As a market-maker in better-date Morgan Dollars, I realize that I’m not only out there on a constant treasure hunt, but I’m also being looked upon by my peers to support my market. Consequently, I make a point of stocking the dates of Morgan Dollars that I am also trying to buy. As challenging as this can be at times, it has also proven invaluable for buying. This is especially true at coin shows, where my inventory often dictates what I am offered. With proper inventory control and point-of-sale programs, it is not difficult to track the marketability of any coin. I know from first-hand experience that the shelf life of most better-date Morgan Dollars is brief. There is an old saying in the coin business that a good coin is a sold coin. In this regard, and from a general marketability perspective, better-date Morgans just may reign as king of their numismatic domain.
Scarcity, desirability and marketability are the three forces that drive the better date dollar market. Being able to identify a true better date dollar and then apply how each of these components influence its price, is how one begins to understand this symbiotic relationship.
Morgan Dollar collectors exist at all levels, from introductory to advanced. Often, this is one of the first series that piques a collector’s interest; the coins offer beauty, size and age, all in an obtainable and relatively affordable package. Today’s collector who gets hooked on the allure of a gem 1880-S dollar may become tomorrow’s collector who will try to complete a high-grade Morgan Dollar set. This constantly evolving demographic has put unprecedented pressure on all of the aforementioned better dates.
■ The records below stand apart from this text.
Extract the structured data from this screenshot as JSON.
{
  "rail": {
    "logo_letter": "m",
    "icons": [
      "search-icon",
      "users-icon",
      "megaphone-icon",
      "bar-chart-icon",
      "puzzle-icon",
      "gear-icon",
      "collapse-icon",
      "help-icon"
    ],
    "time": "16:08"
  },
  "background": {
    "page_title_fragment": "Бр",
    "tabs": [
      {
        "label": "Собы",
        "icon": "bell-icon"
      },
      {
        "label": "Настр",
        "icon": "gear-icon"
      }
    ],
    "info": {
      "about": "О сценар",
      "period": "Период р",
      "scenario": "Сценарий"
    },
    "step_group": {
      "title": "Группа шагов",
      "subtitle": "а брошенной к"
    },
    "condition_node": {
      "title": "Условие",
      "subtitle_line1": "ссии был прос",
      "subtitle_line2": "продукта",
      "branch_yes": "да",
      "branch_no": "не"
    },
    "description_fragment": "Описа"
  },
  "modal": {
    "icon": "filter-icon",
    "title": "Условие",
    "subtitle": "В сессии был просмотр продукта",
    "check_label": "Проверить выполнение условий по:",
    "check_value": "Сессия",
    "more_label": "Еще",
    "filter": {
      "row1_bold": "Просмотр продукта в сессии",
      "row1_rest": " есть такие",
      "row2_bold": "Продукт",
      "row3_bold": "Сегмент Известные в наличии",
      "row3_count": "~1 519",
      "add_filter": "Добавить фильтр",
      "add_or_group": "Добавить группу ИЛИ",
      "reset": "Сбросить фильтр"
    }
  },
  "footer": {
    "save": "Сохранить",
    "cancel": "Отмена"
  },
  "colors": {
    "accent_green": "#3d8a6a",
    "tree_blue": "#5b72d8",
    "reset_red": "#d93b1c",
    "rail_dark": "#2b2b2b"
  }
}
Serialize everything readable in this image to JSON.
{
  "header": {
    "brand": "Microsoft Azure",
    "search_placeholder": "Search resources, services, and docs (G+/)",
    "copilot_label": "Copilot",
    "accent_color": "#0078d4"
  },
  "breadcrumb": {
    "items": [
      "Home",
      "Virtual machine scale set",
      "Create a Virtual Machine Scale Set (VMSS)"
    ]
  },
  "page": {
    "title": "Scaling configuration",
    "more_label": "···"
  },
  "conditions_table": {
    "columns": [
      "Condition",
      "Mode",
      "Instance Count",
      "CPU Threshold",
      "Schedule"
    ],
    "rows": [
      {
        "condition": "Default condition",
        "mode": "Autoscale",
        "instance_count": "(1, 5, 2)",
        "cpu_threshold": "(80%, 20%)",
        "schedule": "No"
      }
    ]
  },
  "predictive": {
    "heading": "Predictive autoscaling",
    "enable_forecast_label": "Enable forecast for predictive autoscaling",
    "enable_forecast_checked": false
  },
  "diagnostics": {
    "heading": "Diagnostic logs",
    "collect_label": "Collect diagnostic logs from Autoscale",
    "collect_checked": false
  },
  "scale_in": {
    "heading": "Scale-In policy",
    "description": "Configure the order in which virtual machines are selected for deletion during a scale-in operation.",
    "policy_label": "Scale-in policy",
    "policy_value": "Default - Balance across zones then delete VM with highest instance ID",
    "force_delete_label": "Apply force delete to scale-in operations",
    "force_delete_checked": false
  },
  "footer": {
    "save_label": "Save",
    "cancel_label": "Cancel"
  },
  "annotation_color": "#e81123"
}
The challenge of locating enough coins to satisfy their growing appetite is what keeps this business interesting.